**What the exercise asks:** Each line of the data that mentions the string "minutes" needs to be identified and copied.

**Extracted records:**
□ □ □

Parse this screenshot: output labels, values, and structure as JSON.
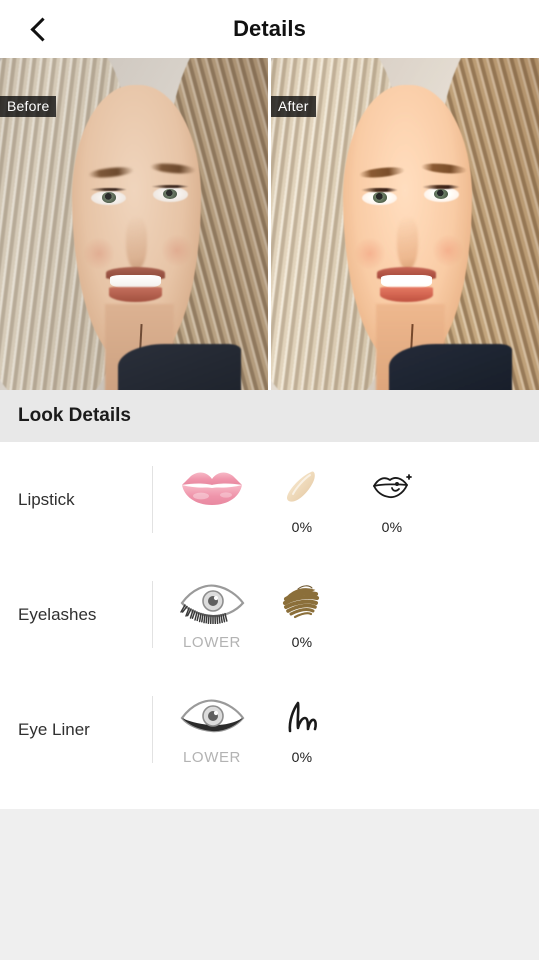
{
  "header": {
    "back_icon": "chevron-left-icon",
    "title": "Details"
  },
  "compare": {
    "before_label": "Before",
    "after_label": "After"
  },
  "section": {
    "title": "Look Details"
  },
  "rows": [
    {
      "label": "Lipstick",
      "items": [
        {
          "icon": "lips-icon",
          "caption": ""
        },
        {
          "icon": "lip-gloss-swatch-icon",
          "caption": "0%"
        },
        {
          "icon": "lip-outline-icon",
          "caption": "0%"
        }
      ]
    },
    {
      "label": "Eyelashes",
      "items": [
        {
          "icon": "eyelash-eye-icon",
          "caption": "LOWER"
        },
        {
          "icon": "brown-brush-swatch-icon",
          "caption": "0%"
        }
      ]
    },
    {
      "label": "Eye Liner",
      "items": [
        {
          "icon": "eyeliner-eye-icon",
          "caption": "LOWER"
        },
        {
          "icon": "eyeliner-stroke-icon",
          "caption": "0%"
        }
      ]
    }
  ],
  "colors": {
    "background": "#efefef",
    "card": "#ffffff",
    "section_bar": "#e8e8e8",
    "text": "#1d1d1d",
    "muted_text": "#b3b3b3",
    "lips_pink": "#f2a3b4",
    "gloss_cream": "#f3dfc4",
    "brush_brown": "#8b6f3a",
    "liner_black": "#1a1a1a"
  }
}
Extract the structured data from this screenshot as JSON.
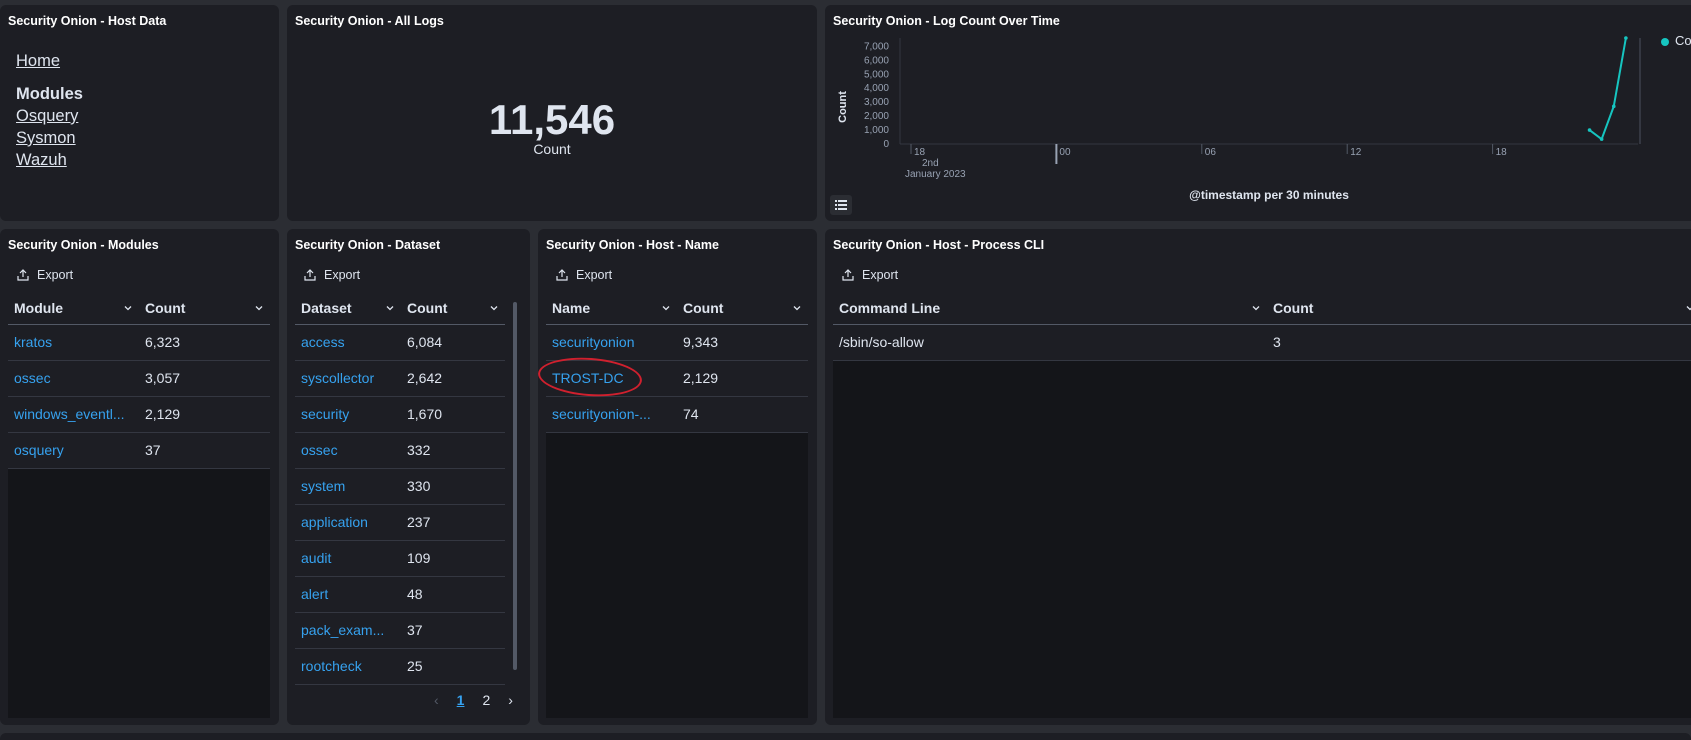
{
  "panels": {
    "host_data": {
      "title": "Security Onion - Host Data",
      "home": "Home",
      "modules_heading": "Modules",
      "links": [
        "Osquery",
        "Sysmon",
        "Wazuh"
      ]
    },
    "all_logs": {
      "title": "Security Onion - All Logs",
      "value": "11,546",
      "label": "Count"
    },
    "log_count": {
      "title": "Security Onion - Log Count Over Time",
      "legend": "Co",
      "ylabel": "Count",
      "xlabel": "@timestamp per 30 minutes",
      "x_sub1": "2nd",
      "x_sub2": "January 2023"
    },
    "modules": {
      "title": "Security Onion - Modules",
      "export": "Export",
      "headers": [
        "Module",
        "Count"
      ],
      "rows": [
        {
          "name": "kratos",
          "count": "6,323"
        },
        {
          "name": "ossec",
          "count": "3,057"
        },
        {
          "name": "windows_eventl...",
          "count": "2,129"
        },
        {
          "name": "osquery",
          "count": "37"
        }
      ]
    },
    "dataset": {
      "title": "Security Onion - Dataset",
      "export": "Export",
      "headers": [
        "Dataset",
        "Count"
      ],
      "rows": [
        {
          "name": "access",
          "count": "6,084"
        },
        {
          "name": "syscollector",
          "count": "2,642"
        },
        {
          "name": "security",
          "count": "1,670"
        },
        {
          "name": "ossec",
          "count": "332"
        },
        {
          "name": "system",
          "count": "330"
        },
        {
          "name": "application",
          "count": "237"
        },
        {
          "name": "audit",
          "count": "109"
        },
        {
          "name": "alert",
          "count": "48"
        },
        {
          "name": "pack_exam...",
          "count": "37"
        },
        {
          "name": "rootcheck",
          "count": "25"
        }
      ],
      "pages": [
        "1",
        "2"
      ]
    },
    "host_name": {
      "title": "Security Onion - Host - Name",
      "export": "Export",
      "headers": [
        "Name",
        "Count"
      ],
      "rows": [
        {
          "name": "securityonion",
          "count": "9,343"
        },
        {
          "name": "TROST-DC",
          "count": "2,129"
        },
        {
          "name": "securityonion-...",
          "count": "74"
        }
      ]
    },
    "process_cli": {
      "title": "Security Onion - Host - Process CLI",
      "export": "Export",
      "headers": [
        "Command Line",
        "Count"
      ],
      "rows": [
        {
          "name": "/sbin/so-allow",
          "count": "3"
        }
      ]
    }
  },
  "chart_data": {
    "type": "line",
    "series": [
      {
        "name": "Co",
        "color": "#16c5c0",
        "x": [
          "2023-01-02T22:00",
          "2023-01-02T22:30",
          "2023-01-02T23:00",
          "2023-01-02T23:30"
        ],
        "values": [
          1000,
          350,
          2700,
          7600
        ]
      }
    ],
    "ylabel": "Count",
    "xlabel": "@timestamp per 30 minutes",
    "y_ticks": [
      "0",
      "1,000",
      "2,000",
      "3,000",
      "4,000",
      "5,000",
      "6,000",
      "7,000"
    ],
    "x_ticks": [
      "18",
      "00",
      "06",
      "12",
      "18"
    ],
    "ylim": [
      0,
      7600
    ]
  }
}
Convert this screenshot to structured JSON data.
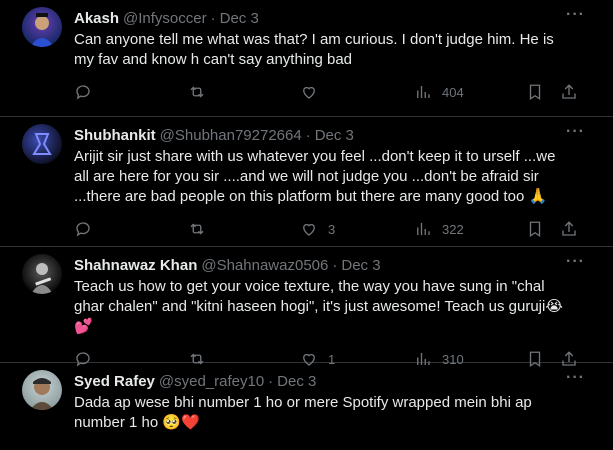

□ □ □

**Result of the task:**
      "xlabel": "@timestamp per 30 minutes",
    "xlabel": "@timestamp per 30 minutes",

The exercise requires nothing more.